Who am I?
In Year 9 I was given a test, we were all given a test. An abysmal computer programme designed as part of redundant career advice to help you determine ‘what you want to be’. As a side note, it’s a fantastic example of the awful intersection to date between technology and education. Technology for education designed by the educators, not the technologists, which in no small part explains the high interest and large valuations of new educationally focused tech start-ups. But I digress…
At the end of a series of ‘psychological’ questions, my results were in. And boy oh boy was I pleased. It turns out that my two ideal life careers consisted of:
1) Fence erecter – whilst I’m sure it is a pleasing and enjoyable job, wasn’t what I’m going for
2) Cinema attendant – the rigours of seating people by torch light may well be challenging, but not quite what I was thinking
As ridiculous as it may well sound, these were my results. Perhaps I’m barking up the wrong tree in starting a business rather than perfecting my fence positioning or ability to find row J, seat 32, but even if that’s true, it begs a bigger question. Why? Why was there that need? Why did someone not only create such a system of career placement but why did anyone buy it or administer it? Furthermore why did they deem there to be any good achieved in doing so?
Perhaps it’s because we need to. We need to know who we are. What we are supposed to be. Why we are here.
There is an intrinsic need within each and every one of us to not be lost. Not to be alone. Not to lack purpose. But in the multiple and endless attempts to define ourselves by our job, our partner, our friends or our appearance, is there the potential that we further distance ourselves from the clarity we require to really understand who we are.
To be lost is to be afraid. To be without purpose or reason is to fail to exist – to fail to matter. But fail to matter to whom? To what?
So we define. We box. We follow.
We have taken the decision to jump in. Release that which gives us comfort and purpose in an attempt to make our own. This makes us no better or worse than anyone and at the end of it all, we may well be as lost or found as anyone else.
The framework of the world we live in offers endless comfort and security but what, just what if that same framework offers a cage that is invisible to all. A prescription that we do not see or feel ourselves consuming, but that acts in the same way – to medicate us away from really finding who we are.
I have no idea. None what so ever. Even contemplating the idea either way is a terrifying prospect.
There are those times where you feel you fit, and it’s cosy and warm. I’m drawn back to think of the game as a child, the one with many holes, each with their own shape. I guess the whole ‘square peg in a round hole’ can be much more than an expression.
Perhaps we’re all just looking to fit our personal shape into that pre set framework. It’s satisfying and rewarding and comforting. But maybe we don’t need to fit our square peg in a round hole, but instead start trying to figure out if we’re really a square, or if there is a round hole at all.

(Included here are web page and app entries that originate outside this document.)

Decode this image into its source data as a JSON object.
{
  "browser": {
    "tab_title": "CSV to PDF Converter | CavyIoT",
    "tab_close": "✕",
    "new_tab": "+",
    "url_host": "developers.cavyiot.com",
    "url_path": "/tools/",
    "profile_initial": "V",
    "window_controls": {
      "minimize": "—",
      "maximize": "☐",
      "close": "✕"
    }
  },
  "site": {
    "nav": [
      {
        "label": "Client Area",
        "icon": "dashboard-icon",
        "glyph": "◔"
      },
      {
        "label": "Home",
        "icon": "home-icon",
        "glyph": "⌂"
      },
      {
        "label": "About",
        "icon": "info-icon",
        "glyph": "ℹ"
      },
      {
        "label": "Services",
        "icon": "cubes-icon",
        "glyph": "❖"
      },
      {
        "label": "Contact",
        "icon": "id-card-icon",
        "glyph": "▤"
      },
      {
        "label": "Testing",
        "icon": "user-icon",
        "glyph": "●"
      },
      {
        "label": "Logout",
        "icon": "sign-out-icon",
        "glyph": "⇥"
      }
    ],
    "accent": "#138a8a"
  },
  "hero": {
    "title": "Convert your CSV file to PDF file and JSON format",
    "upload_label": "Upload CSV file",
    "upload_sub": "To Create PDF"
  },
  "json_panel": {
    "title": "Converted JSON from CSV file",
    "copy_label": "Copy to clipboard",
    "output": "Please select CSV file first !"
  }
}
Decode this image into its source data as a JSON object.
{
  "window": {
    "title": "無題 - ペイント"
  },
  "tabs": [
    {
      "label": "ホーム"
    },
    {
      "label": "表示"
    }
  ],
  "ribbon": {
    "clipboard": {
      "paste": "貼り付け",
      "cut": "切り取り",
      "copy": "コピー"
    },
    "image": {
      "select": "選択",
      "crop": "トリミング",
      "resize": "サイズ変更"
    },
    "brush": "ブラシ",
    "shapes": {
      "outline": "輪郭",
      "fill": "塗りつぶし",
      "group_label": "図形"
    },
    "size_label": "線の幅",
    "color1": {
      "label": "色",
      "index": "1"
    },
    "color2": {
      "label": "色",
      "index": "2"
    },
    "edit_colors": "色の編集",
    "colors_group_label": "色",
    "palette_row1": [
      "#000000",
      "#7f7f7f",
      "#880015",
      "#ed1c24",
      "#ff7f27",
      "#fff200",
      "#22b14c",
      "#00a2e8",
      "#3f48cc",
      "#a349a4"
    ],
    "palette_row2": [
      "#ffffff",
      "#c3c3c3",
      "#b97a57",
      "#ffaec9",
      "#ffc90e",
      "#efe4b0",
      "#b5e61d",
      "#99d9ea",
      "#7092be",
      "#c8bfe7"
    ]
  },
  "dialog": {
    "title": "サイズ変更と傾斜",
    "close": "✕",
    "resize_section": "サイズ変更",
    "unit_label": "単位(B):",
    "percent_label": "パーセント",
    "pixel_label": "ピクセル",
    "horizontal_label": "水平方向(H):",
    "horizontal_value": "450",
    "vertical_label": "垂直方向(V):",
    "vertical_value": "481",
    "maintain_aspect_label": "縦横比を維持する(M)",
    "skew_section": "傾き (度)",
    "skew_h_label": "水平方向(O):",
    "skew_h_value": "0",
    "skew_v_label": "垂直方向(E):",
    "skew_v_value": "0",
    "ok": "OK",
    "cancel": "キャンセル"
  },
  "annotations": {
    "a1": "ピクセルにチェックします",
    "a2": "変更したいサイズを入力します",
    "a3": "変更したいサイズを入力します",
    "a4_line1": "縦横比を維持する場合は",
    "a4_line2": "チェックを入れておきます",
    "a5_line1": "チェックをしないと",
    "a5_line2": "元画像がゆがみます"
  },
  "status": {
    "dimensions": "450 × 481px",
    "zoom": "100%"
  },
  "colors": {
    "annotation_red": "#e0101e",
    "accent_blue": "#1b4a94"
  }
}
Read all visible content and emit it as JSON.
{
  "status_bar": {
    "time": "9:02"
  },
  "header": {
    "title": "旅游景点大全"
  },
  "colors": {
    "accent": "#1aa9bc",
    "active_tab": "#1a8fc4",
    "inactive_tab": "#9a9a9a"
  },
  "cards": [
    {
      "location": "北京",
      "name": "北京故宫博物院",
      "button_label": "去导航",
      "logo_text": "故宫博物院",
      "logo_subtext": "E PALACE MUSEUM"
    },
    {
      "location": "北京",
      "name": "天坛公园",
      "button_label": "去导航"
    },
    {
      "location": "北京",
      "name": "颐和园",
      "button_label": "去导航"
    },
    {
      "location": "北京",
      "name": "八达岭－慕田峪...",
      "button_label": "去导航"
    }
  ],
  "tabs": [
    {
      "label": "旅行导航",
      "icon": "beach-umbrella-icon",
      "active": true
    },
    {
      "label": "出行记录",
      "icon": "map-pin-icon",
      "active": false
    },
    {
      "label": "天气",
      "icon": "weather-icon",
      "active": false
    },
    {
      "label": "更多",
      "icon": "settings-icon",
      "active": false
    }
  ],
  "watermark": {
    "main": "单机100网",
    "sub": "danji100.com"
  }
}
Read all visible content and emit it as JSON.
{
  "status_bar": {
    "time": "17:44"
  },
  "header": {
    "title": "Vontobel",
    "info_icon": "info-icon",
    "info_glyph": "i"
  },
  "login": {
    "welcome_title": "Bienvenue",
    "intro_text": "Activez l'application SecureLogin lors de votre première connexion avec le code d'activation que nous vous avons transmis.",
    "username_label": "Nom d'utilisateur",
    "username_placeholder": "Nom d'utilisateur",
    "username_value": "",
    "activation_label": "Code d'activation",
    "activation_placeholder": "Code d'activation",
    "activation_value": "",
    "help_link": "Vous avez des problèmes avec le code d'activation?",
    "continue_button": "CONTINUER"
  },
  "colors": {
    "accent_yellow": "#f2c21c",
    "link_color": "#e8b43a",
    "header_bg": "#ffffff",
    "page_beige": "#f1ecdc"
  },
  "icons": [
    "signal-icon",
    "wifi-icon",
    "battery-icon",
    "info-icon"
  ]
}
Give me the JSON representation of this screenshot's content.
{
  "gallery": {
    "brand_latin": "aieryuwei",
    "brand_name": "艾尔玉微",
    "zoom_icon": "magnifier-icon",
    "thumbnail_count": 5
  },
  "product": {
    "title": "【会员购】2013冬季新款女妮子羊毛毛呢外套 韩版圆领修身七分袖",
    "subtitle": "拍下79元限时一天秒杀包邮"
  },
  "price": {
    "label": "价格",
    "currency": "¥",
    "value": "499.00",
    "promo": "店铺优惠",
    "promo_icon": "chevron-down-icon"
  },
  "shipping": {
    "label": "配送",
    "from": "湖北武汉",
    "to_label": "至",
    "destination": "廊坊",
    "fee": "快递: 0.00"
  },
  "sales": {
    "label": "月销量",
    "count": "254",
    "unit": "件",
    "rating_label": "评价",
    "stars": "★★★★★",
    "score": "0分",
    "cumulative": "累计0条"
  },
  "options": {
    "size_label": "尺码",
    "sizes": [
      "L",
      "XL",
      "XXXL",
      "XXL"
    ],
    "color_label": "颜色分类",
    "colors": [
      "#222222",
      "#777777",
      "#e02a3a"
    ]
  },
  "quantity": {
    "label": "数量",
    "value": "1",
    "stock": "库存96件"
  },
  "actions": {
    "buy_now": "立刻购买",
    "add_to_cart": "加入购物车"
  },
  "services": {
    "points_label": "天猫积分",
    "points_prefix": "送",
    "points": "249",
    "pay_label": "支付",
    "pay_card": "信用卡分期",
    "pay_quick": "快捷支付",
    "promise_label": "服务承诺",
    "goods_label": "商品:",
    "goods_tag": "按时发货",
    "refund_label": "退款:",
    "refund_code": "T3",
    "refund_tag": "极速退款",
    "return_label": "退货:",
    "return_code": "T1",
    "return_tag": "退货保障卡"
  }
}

There’s a taste, a sense, and a purpose that puts us here and that keeps us going. Maybe the secret is trying a little more to be happy not fitting now and again, with things not seeming ok, not working out, to allow us to better figure out who we are not, so that we can understand a little bit more of who we are. Maybe? Maybe not.
Thanks for reading.